**TASK TO CARRY OUT:** Filter the entries below, keeping only lines with "JSON".

[MATERIAL FOR THE TASK — start]

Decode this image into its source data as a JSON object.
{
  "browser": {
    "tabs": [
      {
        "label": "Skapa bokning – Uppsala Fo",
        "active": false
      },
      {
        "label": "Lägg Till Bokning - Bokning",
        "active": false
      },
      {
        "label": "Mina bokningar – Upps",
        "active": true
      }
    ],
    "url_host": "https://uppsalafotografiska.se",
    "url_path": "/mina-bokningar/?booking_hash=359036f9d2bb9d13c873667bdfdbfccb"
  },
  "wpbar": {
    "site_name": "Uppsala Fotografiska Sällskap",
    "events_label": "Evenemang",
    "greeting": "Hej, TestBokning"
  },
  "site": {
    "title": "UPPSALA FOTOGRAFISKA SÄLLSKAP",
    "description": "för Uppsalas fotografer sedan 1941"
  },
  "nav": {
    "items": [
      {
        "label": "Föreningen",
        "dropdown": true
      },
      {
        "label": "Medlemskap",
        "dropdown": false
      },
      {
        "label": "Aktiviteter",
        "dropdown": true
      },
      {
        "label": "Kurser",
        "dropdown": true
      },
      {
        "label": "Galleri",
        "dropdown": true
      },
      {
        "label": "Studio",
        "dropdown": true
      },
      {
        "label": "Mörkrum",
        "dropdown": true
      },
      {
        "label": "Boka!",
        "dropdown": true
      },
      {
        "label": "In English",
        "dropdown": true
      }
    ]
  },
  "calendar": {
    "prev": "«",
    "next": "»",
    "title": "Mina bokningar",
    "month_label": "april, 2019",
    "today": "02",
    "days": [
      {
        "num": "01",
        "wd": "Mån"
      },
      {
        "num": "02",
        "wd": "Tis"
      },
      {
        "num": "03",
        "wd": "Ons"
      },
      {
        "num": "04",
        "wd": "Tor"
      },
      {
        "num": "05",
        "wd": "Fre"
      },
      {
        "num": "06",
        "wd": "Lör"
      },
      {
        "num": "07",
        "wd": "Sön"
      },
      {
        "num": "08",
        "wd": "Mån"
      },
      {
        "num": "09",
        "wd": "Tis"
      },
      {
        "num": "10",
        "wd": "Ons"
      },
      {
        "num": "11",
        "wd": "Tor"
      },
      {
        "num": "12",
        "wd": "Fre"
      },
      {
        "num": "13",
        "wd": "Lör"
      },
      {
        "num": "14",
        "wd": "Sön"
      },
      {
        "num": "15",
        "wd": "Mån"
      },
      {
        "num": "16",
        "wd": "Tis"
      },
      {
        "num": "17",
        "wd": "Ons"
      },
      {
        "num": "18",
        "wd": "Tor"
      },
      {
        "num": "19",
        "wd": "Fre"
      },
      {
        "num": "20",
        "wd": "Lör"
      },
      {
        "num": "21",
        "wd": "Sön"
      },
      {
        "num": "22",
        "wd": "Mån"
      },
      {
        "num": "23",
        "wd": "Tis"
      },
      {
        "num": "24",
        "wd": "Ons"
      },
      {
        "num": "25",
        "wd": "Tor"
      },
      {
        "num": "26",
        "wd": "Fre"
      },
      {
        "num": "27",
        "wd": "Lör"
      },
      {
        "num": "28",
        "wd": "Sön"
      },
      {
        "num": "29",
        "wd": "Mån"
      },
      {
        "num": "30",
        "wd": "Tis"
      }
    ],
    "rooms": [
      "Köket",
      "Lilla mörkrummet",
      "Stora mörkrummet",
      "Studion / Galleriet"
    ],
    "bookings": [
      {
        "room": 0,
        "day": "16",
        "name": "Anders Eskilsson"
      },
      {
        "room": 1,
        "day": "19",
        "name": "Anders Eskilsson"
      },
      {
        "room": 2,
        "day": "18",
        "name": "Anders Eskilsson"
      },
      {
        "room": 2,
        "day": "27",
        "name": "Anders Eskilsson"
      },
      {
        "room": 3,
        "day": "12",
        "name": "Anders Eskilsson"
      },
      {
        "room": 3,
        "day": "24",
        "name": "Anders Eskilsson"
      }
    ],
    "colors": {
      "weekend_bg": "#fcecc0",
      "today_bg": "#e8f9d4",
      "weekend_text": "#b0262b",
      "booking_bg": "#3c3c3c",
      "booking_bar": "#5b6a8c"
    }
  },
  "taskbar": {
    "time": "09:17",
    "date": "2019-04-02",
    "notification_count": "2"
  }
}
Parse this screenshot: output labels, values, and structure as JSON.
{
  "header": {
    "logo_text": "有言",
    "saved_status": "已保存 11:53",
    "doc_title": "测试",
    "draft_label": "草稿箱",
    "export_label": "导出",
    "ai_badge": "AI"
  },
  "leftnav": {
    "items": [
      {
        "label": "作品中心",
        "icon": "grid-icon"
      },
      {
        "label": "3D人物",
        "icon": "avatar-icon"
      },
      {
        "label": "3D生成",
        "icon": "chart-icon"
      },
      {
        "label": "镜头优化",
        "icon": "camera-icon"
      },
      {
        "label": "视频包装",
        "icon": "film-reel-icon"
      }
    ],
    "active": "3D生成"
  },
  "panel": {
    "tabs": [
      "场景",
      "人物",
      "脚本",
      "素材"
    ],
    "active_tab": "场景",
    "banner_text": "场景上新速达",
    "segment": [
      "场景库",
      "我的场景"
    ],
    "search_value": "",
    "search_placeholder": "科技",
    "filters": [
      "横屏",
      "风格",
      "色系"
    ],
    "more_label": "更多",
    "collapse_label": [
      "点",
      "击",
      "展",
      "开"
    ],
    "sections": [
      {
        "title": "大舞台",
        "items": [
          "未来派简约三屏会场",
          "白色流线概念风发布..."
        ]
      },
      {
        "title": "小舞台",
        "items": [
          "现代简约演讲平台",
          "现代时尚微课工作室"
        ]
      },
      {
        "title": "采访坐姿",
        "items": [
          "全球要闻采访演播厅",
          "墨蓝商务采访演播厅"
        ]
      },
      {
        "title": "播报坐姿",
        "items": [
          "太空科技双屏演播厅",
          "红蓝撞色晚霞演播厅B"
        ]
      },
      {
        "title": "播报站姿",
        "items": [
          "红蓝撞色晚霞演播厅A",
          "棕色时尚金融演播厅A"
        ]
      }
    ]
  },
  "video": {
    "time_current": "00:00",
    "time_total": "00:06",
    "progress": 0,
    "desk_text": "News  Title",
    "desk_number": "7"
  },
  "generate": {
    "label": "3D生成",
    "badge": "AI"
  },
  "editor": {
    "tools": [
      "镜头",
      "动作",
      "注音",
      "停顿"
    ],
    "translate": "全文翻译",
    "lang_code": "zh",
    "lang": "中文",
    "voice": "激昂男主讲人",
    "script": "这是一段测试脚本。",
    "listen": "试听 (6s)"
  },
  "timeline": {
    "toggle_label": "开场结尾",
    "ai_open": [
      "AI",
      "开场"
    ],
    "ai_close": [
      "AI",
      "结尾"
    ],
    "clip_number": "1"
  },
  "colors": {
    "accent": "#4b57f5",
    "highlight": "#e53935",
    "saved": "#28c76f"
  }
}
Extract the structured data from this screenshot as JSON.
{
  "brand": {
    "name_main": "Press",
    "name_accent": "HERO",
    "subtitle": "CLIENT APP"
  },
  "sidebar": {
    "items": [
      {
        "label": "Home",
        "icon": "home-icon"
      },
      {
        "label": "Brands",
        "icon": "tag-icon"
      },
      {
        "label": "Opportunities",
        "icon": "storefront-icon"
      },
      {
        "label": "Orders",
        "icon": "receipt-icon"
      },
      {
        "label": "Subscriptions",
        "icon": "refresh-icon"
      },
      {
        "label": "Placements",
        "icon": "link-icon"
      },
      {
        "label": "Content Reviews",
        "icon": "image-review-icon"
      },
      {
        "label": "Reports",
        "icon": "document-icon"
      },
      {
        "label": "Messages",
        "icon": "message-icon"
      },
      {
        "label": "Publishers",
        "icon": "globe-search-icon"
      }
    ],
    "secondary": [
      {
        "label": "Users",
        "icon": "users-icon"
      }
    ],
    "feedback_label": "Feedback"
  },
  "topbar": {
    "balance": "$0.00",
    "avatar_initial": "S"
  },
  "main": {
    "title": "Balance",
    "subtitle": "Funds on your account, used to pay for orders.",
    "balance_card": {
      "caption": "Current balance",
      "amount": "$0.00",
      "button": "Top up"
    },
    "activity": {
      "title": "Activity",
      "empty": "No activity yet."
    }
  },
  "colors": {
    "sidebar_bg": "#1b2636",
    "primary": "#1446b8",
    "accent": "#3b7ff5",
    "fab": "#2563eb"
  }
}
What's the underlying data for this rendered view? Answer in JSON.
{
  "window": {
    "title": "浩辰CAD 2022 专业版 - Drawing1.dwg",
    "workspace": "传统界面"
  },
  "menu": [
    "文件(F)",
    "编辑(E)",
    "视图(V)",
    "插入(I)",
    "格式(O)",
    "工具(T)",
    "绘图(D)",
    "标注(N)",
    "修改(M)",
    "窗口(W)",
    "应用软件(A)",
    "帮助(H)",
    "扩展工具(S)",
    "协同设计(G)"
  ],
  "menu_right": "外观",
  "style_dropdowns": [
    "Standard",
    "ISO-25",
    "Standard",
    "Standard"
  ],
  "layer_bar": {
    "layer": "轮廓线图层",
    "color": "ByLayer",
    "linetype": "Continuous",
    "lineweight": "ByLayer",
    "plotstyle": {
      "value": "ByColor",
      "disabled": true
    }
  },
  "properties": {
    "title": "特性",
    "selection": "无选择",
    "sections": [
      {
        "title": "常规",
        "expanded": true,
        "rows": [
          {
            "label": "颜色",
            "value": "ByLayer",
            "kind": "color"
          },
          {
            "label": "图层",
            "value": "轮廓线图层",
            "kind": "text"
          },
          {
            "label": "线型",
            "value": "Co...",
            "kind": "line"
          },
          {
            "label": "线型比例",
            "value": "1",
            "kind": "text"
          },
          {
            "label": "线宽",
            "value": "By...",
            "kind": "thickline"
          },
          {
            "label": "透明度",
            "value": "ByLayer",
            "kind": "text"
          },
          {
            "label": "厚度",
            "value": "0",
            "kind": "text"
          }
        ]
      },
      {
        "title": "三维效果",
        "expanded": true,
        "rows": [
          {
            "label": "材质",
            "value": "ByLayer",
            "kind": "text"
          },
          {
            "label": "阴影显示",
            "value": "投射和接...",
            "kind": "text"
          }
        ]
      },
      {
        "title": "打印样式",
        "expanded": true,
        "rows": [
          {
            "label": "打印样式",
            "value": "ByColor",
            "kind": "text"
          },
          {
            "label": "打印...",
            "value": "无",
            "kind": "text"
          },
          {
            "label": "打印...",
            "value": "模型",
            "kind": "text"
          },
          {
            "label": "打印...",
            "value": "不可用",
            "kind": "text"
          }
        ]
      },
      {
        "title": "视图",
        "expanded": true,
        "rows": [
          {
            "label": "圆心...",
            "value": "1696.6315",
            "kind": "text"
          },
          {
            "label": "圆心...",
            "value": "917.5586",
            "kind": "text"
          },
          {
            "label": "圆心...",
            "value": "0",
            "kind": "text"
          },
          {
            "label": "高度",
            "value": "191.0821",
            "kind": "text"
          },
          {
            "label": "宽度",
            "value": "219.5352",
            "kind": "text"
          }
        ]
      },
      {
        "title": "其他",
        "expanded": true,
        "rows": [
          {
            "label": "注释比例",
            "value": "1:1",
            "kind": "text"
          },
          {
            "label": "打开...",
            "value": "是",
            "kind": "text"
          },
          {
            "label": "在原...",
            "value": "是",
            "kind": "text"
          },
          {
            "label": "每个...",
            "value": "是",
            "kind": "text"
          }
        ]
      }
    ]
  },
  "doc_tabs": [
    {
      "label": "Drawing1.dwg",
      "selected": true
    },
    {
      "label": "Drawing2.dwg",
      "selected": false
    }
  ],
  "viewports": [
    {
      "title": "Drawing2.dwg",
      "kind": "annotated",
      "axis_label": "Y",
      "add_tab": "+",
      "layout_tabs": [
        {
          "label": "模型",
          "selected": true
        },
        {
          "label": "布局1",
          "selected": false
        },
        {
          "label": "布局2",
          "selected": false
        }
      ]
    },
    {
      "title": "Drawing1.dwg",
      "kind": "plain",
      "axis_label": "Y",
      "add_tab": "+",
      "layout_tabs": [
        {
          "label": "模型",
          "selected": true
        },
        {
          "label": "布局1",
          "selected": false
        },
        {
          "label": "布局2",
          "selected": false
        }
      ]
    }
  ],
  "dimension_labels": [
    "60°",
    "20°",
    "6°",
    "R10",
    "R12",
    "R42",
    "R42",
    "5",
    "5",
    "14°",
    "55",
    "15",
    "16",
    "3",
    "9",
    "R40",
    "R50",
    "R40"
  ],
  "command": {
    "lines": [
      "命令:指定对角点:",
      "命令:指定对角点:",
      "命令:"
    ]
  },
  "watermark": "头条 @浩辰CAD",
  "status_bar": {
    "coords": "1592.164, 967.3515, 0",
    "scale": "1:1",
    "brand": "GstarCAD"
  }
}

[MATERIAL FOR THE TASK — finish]

**RESULT OF THIS TASK:**
Decode this image into its source data as a JSON object.
Parse this screenshot: output labels, values, and structure as JSON.
Extract the structured data from this screenshot as JSON.
What's the underlying data for this rendered view? Answer in JSON.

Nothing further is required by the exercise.